Oregon Food Bank seeks to end hunger in all communities. Providing food to help someone make it through the week is an important part of the mission. But there is more to ending hunger than just putting food on a plate. To truly end hunger, the root causes must be addressed.
In surveys conducted by Oregon Food Bank, most people who use food pantries say they struggle to pay the rent or mortgage. Across the state, housing prices are rising and wages can’t keep up. Families prioritize the items in their budgets but more and more, there is not enough money at the end of the month. This means they stop at pantries on the way home from work instead of the grocery store.
Gemma moved to Oregon from the Philippines and has lived here for five years. She’s had challenges finding work, so she went back to school to improve her English. “The biggest part of our income goes to rent and it goes up every year,” she says. “We are getting food at the food bank, then I have money to pay bills.”
“If I didn’t have housing assistance I would be homeless,” explains Marleen. “Folks just getting by are living in fear every day that their rent is going up
and they’ll be out. Or, if their landlord is going to move everybody out so they can remodel and raise the rents.” Marleen attends Portland Community College, receives some help from the Supplemental Nutrition Assistance Program (SNAP, formerly known as food stamps) and visits a food pantry to make ends meet.
During this year’s legislative session, Oregon Food Bank joined affordable housing organizations to push Oregon lawmakers into addressing the housing crisis. Ultimately the legislature agreed to a plan that would put $90 million into the housing crisis every two years. It’s just a start though. More solutions will be needed to find everyone a home.
Miriam lived in her own apartment for 11 years, but after a dispute with her landlord she ended up homeless. Her disability and her age made it difficult to find a new place and she ended up living in a shelter and with a friend before a new place to live was available. “I’m always vulnerable,” she says. “I worry about it happening again.”
When you have housing, when you live inside, you can plan,” explains Mecca. “On the streets, you live day by day.” Mecca knows the streets too well. He ended up there after his family situation came apart. “You don’t have a place where you could clean up,” Mecca says. “A business doesn’t want you coming in unwashed. You can’t show up at a Subway shop, or a McDonald’s, dirty.” Now off the streets, Mecca spends his days putting his life back together and volunteering.

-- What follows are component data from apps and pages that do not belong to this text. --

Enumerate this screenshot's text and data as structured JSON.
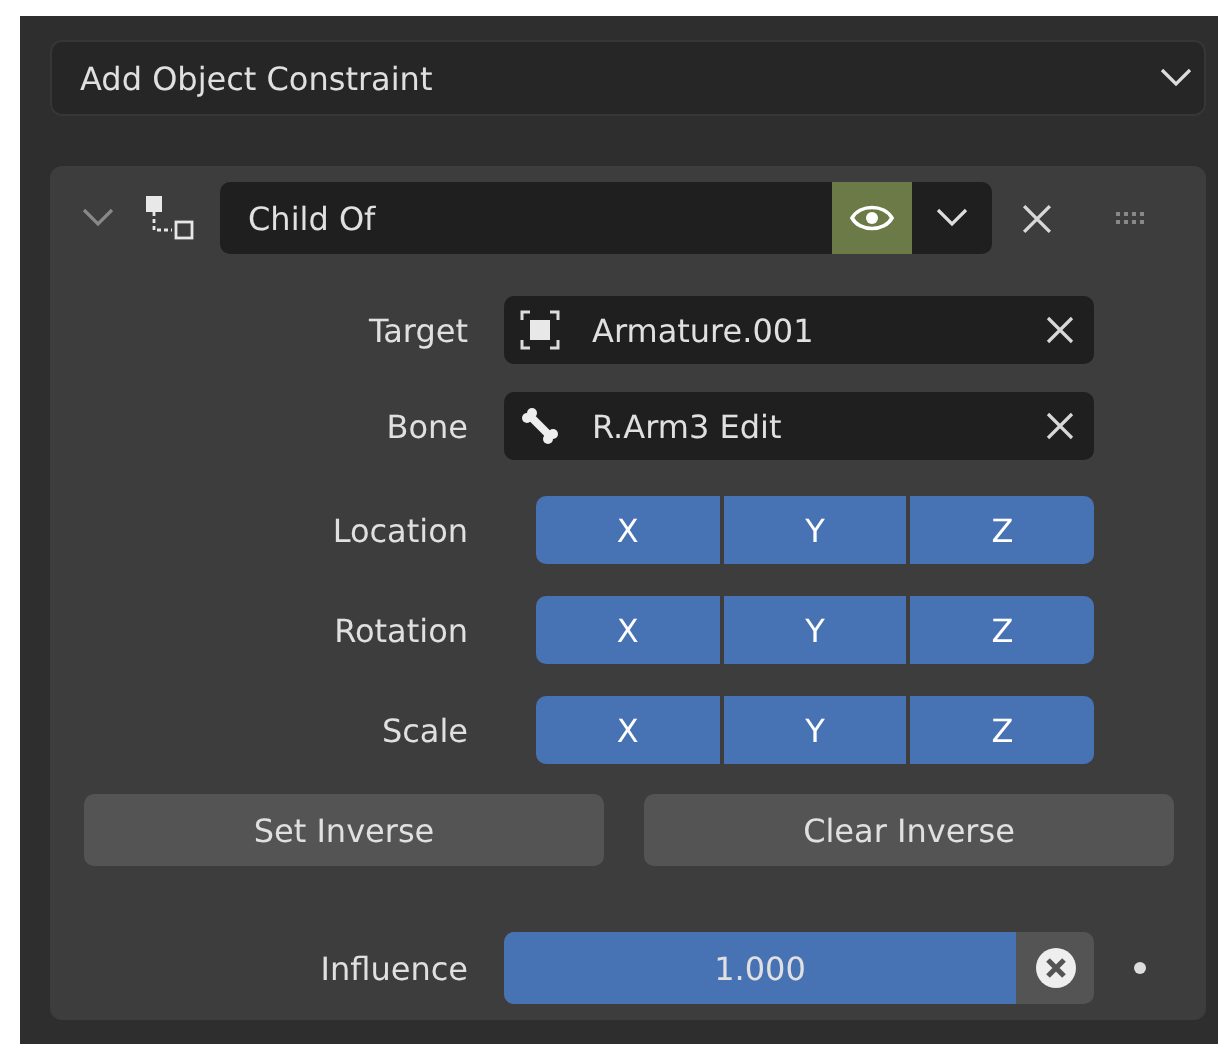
{
  "add_menu": {
    "label": "Add Object Constraint"
  },
  "constraint": {
    "expanded": true,
    "name": "Child Of",
    "enabled": true,
    "fields": [
      {
        "kind": "object",
        "label": "Target",
        "value": "Armature.001"
      },
      {
        "kind": "bone",
        "label": "Bone",
        "value": "R.Arm3 Edit"
      }
    ],
    "axis_rows": [
      {
        "label": "Location",
        "axes": [
          {
            "label": "X",
            "on": true
          },
          {
            "label": "Y",
            "on": true
          },
          {
            "label": "Z",
            "on": true
          }
        ]
      },
      {
        "label": "Rotation",
        "axes": [
          {
            "label": "X",
            "on": true
          },
          {
            "label": "Y",
            "on": true
          },
          {
            "label": "Z",
            "on": true
          }
        ]
      },
      {
        "label": "Scale",
        "axes": [
          {
            "label": "X",
            "on": true
          },
          {
            "label": "Y",
            "on": true
          },
          {
            "label": "Z",
            "on": true
          }
        ]
      }
    ],
    "buttons": [
      "Set Inverse",
      "Clear Inverse"
    ],
    "influence": {
      "label": "Influence",
      "reading": "1.000",
      "level": 1
    }
  }
}
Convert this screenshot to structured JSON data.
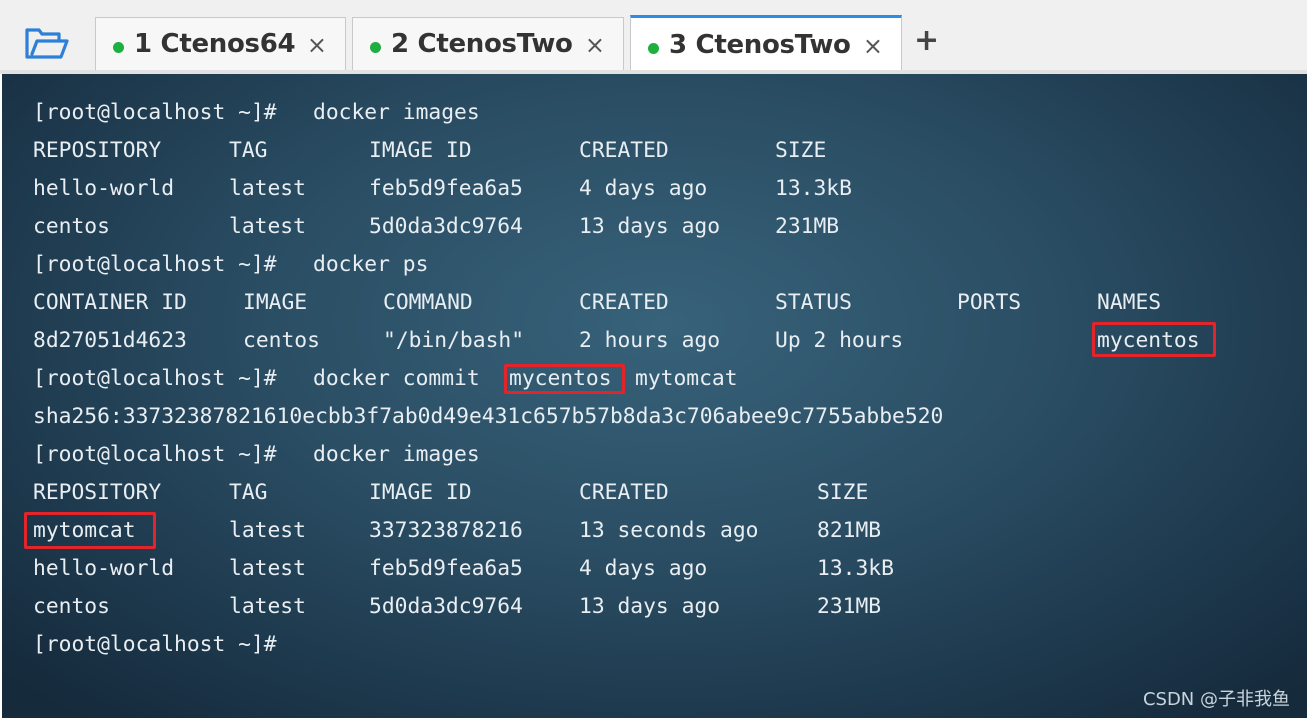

Hunger and housing are intricately linked. When people find a place they can call home, their lives improve and some will be able to reduce or eliminate their dependence on food assistance. Solving the housing crisis will require a unified effort and creative solutions and may seem impossible, but in the end everyone will win because communities will be stronger.